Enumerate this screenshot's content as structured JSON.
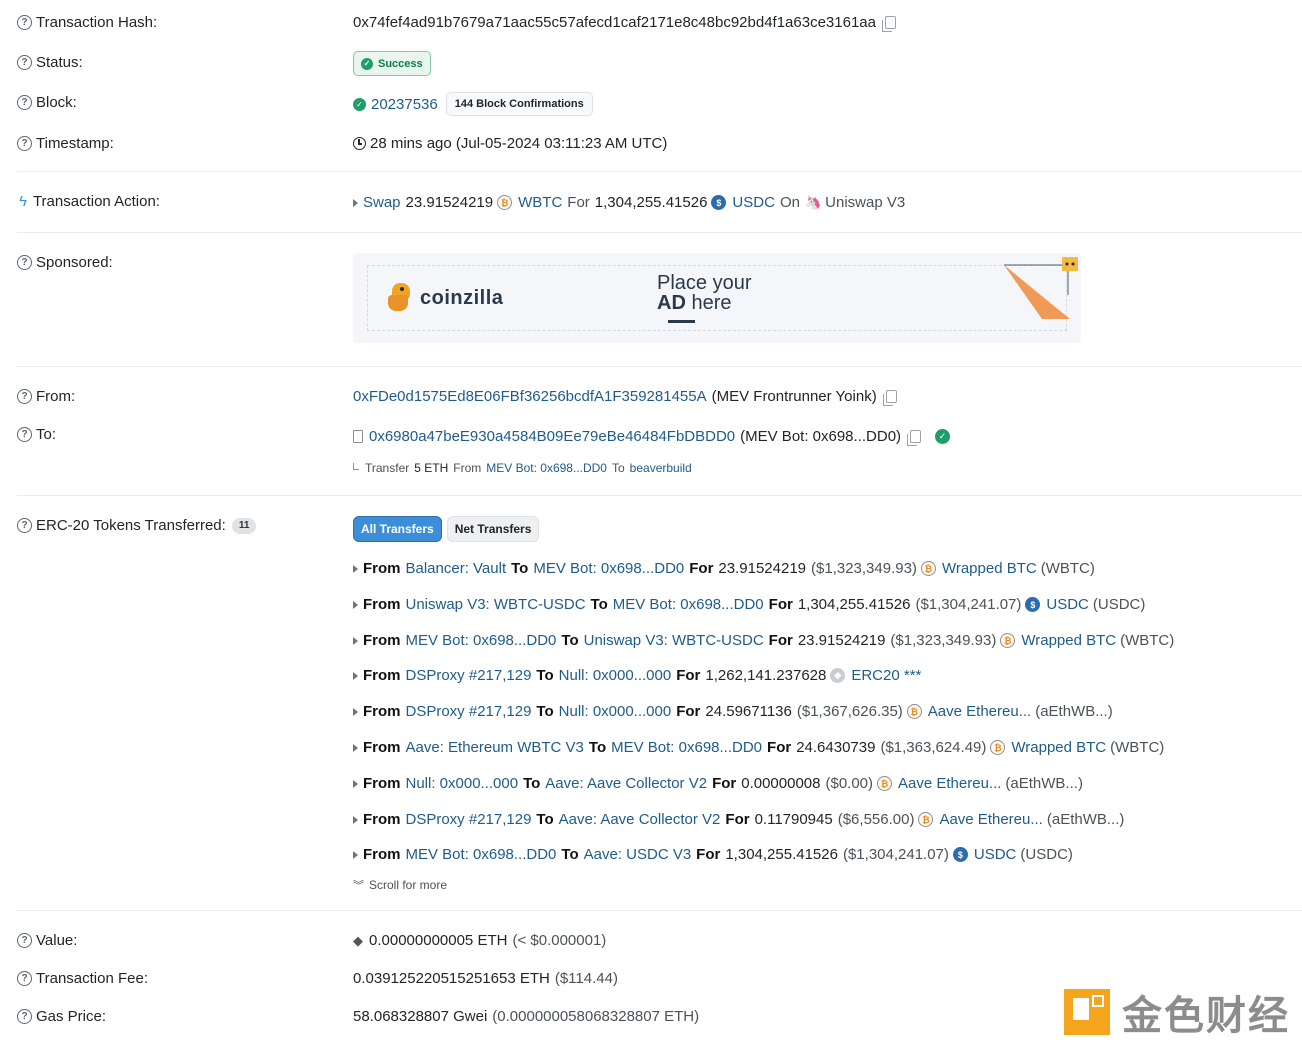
{
  "rows": {
    "tx_hash": {
      "label": "Transaction Hash:",
      "value": "0x74fef4ad91b7679a71aac55c57afecd1caf2171e8c48bc92bd4f1a63ce3161aa"
    },
    "status": {
      "label": "Status:",
      "value": "Success"
    },
    "block": {
      "label": "Block:",
      "value": "20237536",
      "confirmations": "144 Block Confirmations"
    },
    "timestamp": {
      "label": "Timestamp:",
      "value": "28 mins ago (Jul-05-2024 03:11:23 AM UTC)"
    },
    "action": {
      "label": "Transaction Action:",
      "verb": "Swap",
      "amount_in": "23.91524219",
      "token_in": "WBTC",
      "for": "For",
      "amount_out": "1,304,255.41526",
      "token_out": "USDC",
      "on": "On",
      "dex": "Uniswap V3"
    },
    "sponsored": {
      "label": "Sponsored:",
      "brand": "coinzilla",
      "line1": "Place your",
      "line2_bold": "AD",
      "line2_rest": " here"
    },
    "from": {
      "label": "From:",
      "address": "0xFDe0d1575Ed8E06FBf36256bcdfA1F359281455A",
      "name": "(MEV Frontrunner Yoink)"
    },
    "to": {
      "label": "To:",
      "address": "0x6980a47beE930a4584B09Ee79eBe46484FbDBDD0",
      "name": "(MEV Bot: 0x698...DD0)",
      "sub_transfer": "Transfer",
      "sub_amount": "5 ETH",
      "sub_from": "From",
      "sub_from_addr": "MEV Bot: 0x698...DD0",
      "sub_to": "To",
      "sub_to_addr": "beaverbuild"
    },
    "erc20": {
      "label": "ERC-20 Tokens Transferred:",
      "count": "11",
      "tab_all": "All Transfers",
      "tab_net": "Net Transfers",
      "scroll_more": "Scroll for more"
    },
    "value": {
      "label": "Value:",
      "amount": "0.00000000005 ETH",
      "usd": "(< $0.000001)"
    },
    "fee": {
      "label": "Transaction Fee:",
      "amount": "0.039125220515251653 ETH",
      "usd": "($114.44)"
    },
    "gas": {
      "label": "Gas Price:",
      "amount": "58.068328807 Gwei",
      "eth": "(0.000000058068328807 ETH)"
    }
  },
  "transfers": [
    {
      "from_kw": "From",
      "from": "Balancer: Vault",
      "to_kw": "To",
      "to": "MEV Bot: 0x698...DD0",
      "for_kw": "For",
      "amount": "23.91524219",
      "usd": "($1,323,349.93)",
      "icon": "btc",
      "token": "Wrapped BTC",
      "symbol": "(WBTC)"
    },
    {
      "from_kw": "From",
      "from": "Uniswap V3: WBTC-USDC",
      "to_kw": "To",
      "to": "MEV Bot: 0x698...DD0",
      "for_kw": "For",
      "amount": "1,304,255.41526",
      "usd": "($1,304,241.07)",
      "icon": "usdc",
      "token": "USDC",
      "symbol": "(USDC)"
    },
    {
      "from_kw": "From",
      "from": "MEV Bot: 0x698...DD0",
      "to_kw": "To",
      "to": "Uniswap V3: WBTC-USDC",
      "for_kw": "For",
      "amount": "23.91524219",
      "usd": "($1,323,349.93)",
      "icon": "btc",
      "token": "Wrapped BTC",
      "symbol": "(WBTC)"
    },
    {
      "from_kw": "From",
      "from": "DSProxy #217,129",
      "to_kw": "To",
      "to": "Null: 0x000...000",
      "for_kw": "For",
      "amount": "1,262,141.237628",
      "usd": "",
      "icon": "erc",
      "token": "ERC20 ***",
      "symbol": ""
    },
    {
      "from_kw": "From",
      "from": "DSProxy #217,129",
      "to_kw": "To",
      "to": "Null: 0x000...000",
      "for_kw": "For",
      "amount": "24.59671136",
      "usd": "($1,367,626.35)",
      "icon": "btc",
      "token": "Aave Ethereu...",
      "symbol": "(aEthWB...)"
    },
    {
      "from_kw": "From",
      "from": "Aave: Ethereum WBTC V3",
      "to_kw": "To",
      "to": "MEV Bot: 0x698...DD0",
      "for_kw": "For",
      "amount": "24.6430739",
      "usd": "($1,363,624.49)",
      "icon": "btc",
      "token": "Wrapped BTC",
      "symbol": "(WBTC)"
    },
    {
      "from_kw": "From",
      "from": "Null: 0x000...000",
      "to_kw": "To",
      "to": "Aave: Aave Collector V2",
      "for_kw": "For",
      "amount": "0.00000008",
      "usd": "($0.00)",
      "icon": "btc",
      "token": "Aave Ethereu...",
      "symbol": "(aEthWB...)"
    },
    {
      "from_kw": "From",
      "from": "DSProxy #217,129",
      "to_kw": "To",
      "to": "Aave: Aave Collector V2",
      "for_kw": "For",
      "amount": "0.11790945",
      "usd": "($6,556.00)",
      "icon": "btc",
      "token": "Aave Ethereu...",
      "symbol": "(aEthWB...)"
    },
    {
      "from_kw": "From",
      "from": "MEV Bot: 0x698...DD0",
      "to_kw": "To",
      "to": "Aave: USDC V3",
      "for_kw": "For",
      "amount": "1,304,255.41526",
      "usd": "($1,304,241.07)",
      "icon": "usdc",
      "token": "USDC",
      "symbol": "(USDC)"
    }
  ],
  "watermark": {
    "text": "金色财经"
  },
  "colors": {
    "link": "#1f5c8a",
    "success": "#0f7a4b",
    "active_tab": "#3d8ed8"
  }
}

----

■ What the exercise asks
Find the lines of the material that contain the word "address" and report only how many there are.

■ Answer space
2